(TRY IT): Below are records to write out again, exactly as they read.

━━━━

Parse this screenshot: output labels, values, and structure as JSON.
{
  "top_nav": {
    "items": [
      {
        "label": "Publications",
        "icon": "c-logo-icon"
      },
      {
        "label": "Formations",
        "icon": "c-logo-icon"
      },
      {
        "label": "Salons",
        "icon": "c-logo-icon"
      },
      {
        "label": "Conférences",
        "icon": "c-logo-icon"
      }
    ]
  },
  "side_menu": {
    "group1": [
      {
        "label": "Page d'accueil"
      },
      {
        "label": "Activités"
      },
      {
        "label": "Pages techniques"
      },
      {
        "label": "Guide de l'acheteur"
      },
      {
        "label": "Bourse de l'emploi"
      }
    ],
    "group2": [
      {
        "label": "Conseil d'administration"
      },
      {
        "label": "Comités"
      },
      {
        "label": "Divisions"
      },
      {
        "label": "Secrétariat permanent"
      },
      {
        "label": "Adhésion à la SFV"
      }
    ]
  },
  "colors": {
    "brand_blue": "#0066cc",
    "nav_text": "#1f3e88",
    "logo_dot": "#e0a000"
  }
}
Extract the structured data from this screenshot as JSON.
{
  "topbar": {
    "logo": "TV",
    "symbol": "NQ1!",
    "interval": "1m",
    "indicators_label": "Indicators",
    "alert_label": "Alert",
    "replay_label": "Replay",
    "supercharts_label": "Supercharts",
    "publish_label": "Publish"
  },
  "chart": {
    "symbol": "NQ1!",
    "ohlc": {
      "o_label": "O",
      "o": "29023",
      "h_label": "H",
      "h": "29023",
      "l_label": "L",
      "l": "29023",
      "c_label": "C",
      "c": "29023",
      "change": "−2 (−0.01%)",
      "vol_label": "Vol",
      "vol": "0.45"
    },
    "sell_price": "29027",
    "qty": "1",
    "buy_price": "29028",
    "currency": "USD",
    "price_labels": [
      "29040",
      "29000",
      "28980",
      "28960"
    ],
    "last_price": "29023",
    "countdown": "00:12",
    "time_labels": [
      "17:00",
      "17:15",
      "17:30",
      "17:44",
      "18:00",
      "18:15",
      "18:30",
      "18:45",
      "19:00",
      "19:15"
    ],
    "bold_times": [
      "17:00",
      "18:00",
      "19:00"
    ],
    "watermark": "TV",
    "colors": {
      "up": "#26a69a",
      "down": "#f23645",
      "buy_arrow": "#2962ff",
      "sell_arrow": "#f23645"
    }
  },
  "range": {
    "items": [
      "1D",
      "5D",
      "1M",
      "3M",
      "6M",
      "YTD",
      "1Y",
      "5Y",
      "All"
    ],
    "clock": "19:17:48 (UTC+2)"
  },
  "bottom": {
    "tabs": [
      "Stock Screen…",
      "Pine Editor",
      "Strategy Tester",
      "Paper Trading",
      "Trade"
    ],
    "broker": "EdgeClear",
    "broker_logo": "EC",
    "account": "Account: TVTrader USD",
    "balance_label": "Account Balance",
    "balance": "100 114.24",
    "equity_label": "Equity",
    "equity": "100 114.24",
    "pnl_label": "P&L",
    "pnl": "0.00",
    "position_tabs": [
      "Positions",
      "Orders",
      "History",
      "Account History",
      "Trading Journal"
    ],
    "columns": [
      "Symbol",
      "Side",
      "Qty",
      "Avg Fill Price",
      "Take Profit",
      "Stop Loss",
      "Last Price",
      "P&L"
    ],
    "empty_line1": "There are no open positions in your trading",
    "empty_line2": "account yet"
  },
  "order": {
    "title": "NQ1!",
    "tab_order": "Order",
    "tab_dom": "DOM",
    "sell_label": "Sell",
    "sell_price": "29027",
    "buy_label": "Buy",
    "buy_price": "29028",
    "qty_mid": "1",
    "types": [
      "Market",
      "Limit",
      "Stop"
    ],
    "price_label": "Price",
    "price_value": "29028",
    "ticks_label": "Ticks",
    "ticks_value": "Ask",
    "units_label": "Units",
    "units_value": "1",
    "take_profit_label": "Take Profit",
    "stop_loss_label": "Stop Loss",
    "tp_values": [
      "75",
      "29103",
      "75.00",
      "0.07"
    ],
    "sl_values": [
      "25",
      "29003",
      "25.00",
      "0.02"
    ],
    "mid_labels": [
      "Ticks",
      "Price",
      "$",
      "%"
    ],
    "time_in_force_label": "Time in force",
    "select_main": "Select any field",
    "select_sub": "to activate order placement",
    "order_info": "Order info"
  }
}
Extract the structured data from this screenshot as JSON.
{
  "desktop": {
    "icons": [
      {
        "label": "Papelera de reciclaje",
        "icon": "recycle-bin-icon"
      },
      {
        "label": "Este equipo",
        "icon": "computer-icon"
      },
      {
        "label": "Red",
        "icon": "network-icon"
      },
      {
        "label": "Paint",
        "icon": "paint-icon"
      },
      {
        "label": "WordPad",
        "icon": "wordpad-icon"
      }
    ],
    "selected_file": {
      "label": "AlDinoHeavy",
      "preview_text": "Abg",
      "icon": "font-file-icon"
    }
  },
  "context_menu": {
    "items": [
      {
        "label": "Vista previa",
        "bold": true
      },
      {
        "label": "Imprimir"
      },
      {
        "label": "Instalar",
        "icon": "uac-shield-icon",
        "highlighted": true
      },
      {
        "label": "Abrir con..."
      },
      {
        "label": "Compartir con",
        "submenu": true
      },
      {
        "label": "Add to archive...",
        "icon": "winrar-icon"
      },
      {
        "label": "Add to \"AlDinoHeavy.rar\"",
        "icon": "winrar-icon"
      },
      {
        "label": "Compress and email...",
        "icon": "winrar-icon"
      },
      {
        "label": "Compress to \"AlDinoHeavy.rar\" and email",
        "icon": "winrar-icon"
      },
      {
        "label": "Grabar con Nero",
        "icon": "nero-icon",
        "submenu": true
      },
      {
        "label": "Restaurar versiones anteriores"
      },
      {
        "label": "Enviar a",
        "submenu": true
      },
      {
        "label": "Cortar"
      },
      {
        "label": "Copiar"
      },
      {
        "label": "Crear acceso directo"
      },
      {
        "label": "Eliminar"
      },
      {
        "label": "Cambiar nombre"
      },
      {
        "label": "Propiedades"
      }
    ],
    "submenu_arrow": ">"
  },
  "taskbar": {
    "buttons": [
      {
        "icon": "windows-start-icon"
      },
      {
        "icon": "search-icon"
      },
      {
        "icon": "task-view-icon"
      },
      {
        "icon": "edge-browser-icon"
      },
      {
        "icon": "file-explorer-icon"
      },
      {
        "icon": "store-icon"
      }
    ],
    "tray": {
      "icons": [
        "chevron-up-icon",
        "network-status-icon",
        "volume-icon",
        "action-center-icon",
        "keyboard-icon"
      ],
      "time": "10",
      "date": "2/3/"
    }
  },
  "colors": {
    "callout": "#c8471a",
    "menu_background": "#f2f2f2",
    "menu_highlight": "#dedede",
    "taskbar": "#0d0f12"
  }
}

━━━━

(WRITTEN ANSWER):
Parse this screenshot: output labels, values, and structure as JSON.
{
  "top_nav": {
    "items": [
      {
        "label": "Publications",
        "icon": "c-logo-icon"
      },
      {
        "label": "Formations",
        "icon": "c-logo-icon"
      },
      {
        "label": "Salons",
        "icon": "c-logo-icon"
      },
      {
        "label": "Conférences",
        "icon": "c-logo-icon"
      }
    ]
  },
  "side_menu": {
    "group1": [
      {
        "label": "Page d'accueil"
      },
      {
        "label": "Activités"
      },
      {
        "label": "Pages techniques"
      },
      {
        "label": "Guide de l'acheteur"
      },
      {
        "label": "Bourse de l'emploi"
      }
    ],
    "group2": [
      {
        "label": "Conseil d'administration"
      },
      {
        "label": "Comités"
      },
      {
        "label": "Divisions"
      },
      {
        "label": "Secrétariat permanent"
      },
      {
        "label": "Adhésion à la SFV"
      }
    ]
  },
  "colors": {
    "brand_blue": "#0066cc",
    "nav_text": "#1f3e88",
    "logo_dot": "#e0a000"
  }
}
Extract the structured data from this screenshot as JSON.
{
  "topbar": {
    "logo": "TV",
    "symbol": "NQ1!",
    "interval": "1m",
    "indicators_label": "Indicators",
    "alert_label": "Alert",
    "replay_label": "Replay",
    "supercharts_label": "Supercharts",
    "publish_label": "Publish"
  },
  "chart": {
    "symbol": "NQ1!",
    "ohlc": {
      "o_label": "O",
      "o": "29023",
      "h_label": "H",
      "h": "29023",
      "l_label": "L",
      "l": "29023",
      "c_label": "C",
      "c": "29023",
      "change": "−2 (−0.01%)",
      "vol_label": "Vol",
      "vol": "0.45"
    },
    "sell_price": "29027",
    "qty": "1",
    "buy_price": "29028",
    "currency": "USD",
    "price_labels": [
      "29040",
      "29000",
      "28980",
      "28960"
    ],
    "last_price": "29023",
    "countdown": "00:12",
    "time_labels": [
      "17:00",
      "17:15",
      "17:30",
      "17:44",
      "18:00",
      "18:15",
      "18:30",
      "18:45",
      "19:00",
      "19:15"
    ],
    "bold_times": [
      "17:00",
      "18:00",
      "19:00"
    ],
    "watermark": "TV",
    "colors": {
      "up": "#26a69a",
      "down": "#f23645",
      "buy_arrow": "#2962ff",
      "sell_arrow": "#f23645"
    }
  },
  "range": {
    "items": [
      "1D",
      "5D",
      "1M",
      "3M",
      "6M",
      "YTD",
      "1Y",
      "5Y",
      "All"
    ],
    "clock": "19:17:48 (UTC+2)"
  },
  "bottom": {
    "tabs": [
      "Stock Screen…",
      "Pine Editor",
      "Strategy Tester",
      "Paper Trading",
      "Trade"
    ],
    "broker": "EdgeClear",
    "broker_logo": "EC",
    "account": "Account: TVTrader USD",
    "balance_label": "Account Balance",
    "balance": "100 114.24",
    "equity_label": "Equity",
    "equity": "100 114.24",
    "pnl_label": "P&L",
    "pnl": "0.00",
    "position_tabs": [
      "Positions",
      "Orders",
      "History",
      "Account History",
      "Trading Journal"
    ],
    "columns": [
      "Symbol",
      "Side",
      "Qty",
      "Avg Fill Price",
      "Take Profit",
      "Stop Loss",
      "Last Price",
      "P&L"
    ],
    "empty_line1": "There are no open positions in your trading",
    "empty_line2": "account yet"
  },
  "order": {
    "title": "NQ1!",
    "tab_order": "Order",
    "tab_dom": "DOM",
    "sell_label": "Sell",
    "sell_price": "29027",
    "buy_label": "Buy",
    "buy_price": "29028",
    "qty_mid": "1",
    "types": [
      "Market",
      "Limit",
      "Stop"
    ],
    "price_label": "Price",
    "price_value": "29028",
    "ticks_label": "Ticks",
    "ticks_value": "Ask",
    "units_label": "Units",
    "units_value": "1",
    "take_profit_label": "Take Profit",
    "stop_loss_label": "Stop Loss",
    "tp_values": [
      "75",
      "29103",
      "75.00",
      "0.07"
    ],
    "sl_values": [
      "25",
      "29003",
      "25.00",
      "0.02"
    ],
    "mid_labels": [
      "Ticks",
      "Price",
      "$",
      "%"
    ],
    "time_in_force_label": "Time in force",
    "select_main": "Select any field",
    "select_sub": "to activate order placement",
    "order_info": "Order info"
  }
}
Extract the structured data from this screenshot as JSON.
{
  "desktop": {
    "icons": [
      {
        "label": "Papelera de reciclaje",
        "icon": "recycle-bin-icon"
      },
      {
        "label": "Este equipo",
        "icon": "computer-icon"
      },
      {
        "label": "Red",
        "icon": "network-icon"
      },
      {
        "label": "Paint",
        "icon": "paint-icon"
      },
      {
        "label": "WordPad",
        "icon": "wordpad-icon"
      }
    ],
    "selected_file": {
      "label": "AlDinoHeavy",
      "preview_text": "Abg",
      "icon": "font-file-icon"
    }
  },
  "context_menu": {
    "items": [
      {
        "label": "Vista previa",
        "bold": true
      },
      {
        "label": "Imprimir"
      },
      {
        "label": "Instalar",
        "icon": "uac-shield-icon",
        "highlighted": true
      },
      {
        "label": "Abrir con..."
      },
      {
        "label": "Compartir con",
        "submenu": true
      },
      {
        "label": "Add to archive...",
        "icon": "winrar-icon"
      },
      {
        "label": "Add to \"AlDinoHeavy.rar\"",
        "icon": "winrar-icon"
      },
      {
        "label": "Compress and email...",
        "icon": "winrar-icon"
      },
      {
        "label": "Compress to \"AlDinoHeavy.rar\" and email",
        "icon": "winrar-icon"
      },
      {
        "label": "Grabar con Nero",
        "icon": "nero-icon",
        "submenu": true
      },
      {
        "label": "Restaurar versiones anteriores"
      },
      {
        "label": "Enviar a",
        "submenu": true
      },
      {
        "label": "Cortar"
      },
      {
        "label": "Copiar"
      },
      {
        "label": "Crear acceso directo"
      },
      {
        "label": "Eliminar"
      },
      {
        "label": "Cambiar nombre"
      },
      {
        "label": "Propiedades"
      }
    ],
    "submenu_arrow": ">"
  },
  "taskbar": {
    "buttons": [
      {
        "icon": "windows-start-icon"
      },
      {
        "icon": "search-icon"
      },
      {
        "icon": "task-view-icon"
      },
      {
        "icon": "edge-browser-icon"
      },
      {
        "icon": "file-explorer-icon"
      },
      {
        "icon": "store-icon"
      }
    ],
    "tray": {
      "icons": [
        "chevron-up-icon",
        "network-status-icon",
        "volume-icon",
        "action-center-icon",
        "keyboard-icon"
      ],
      "time": "10",
      "date": "2/3/"
    }
  },
  "colors": {
    "callout": "#c8471a",
    "menu_background": "#f2f2f2",
    "menu_highlight": "#dedede",
    "taskbar": "#0d0f12"
  }
}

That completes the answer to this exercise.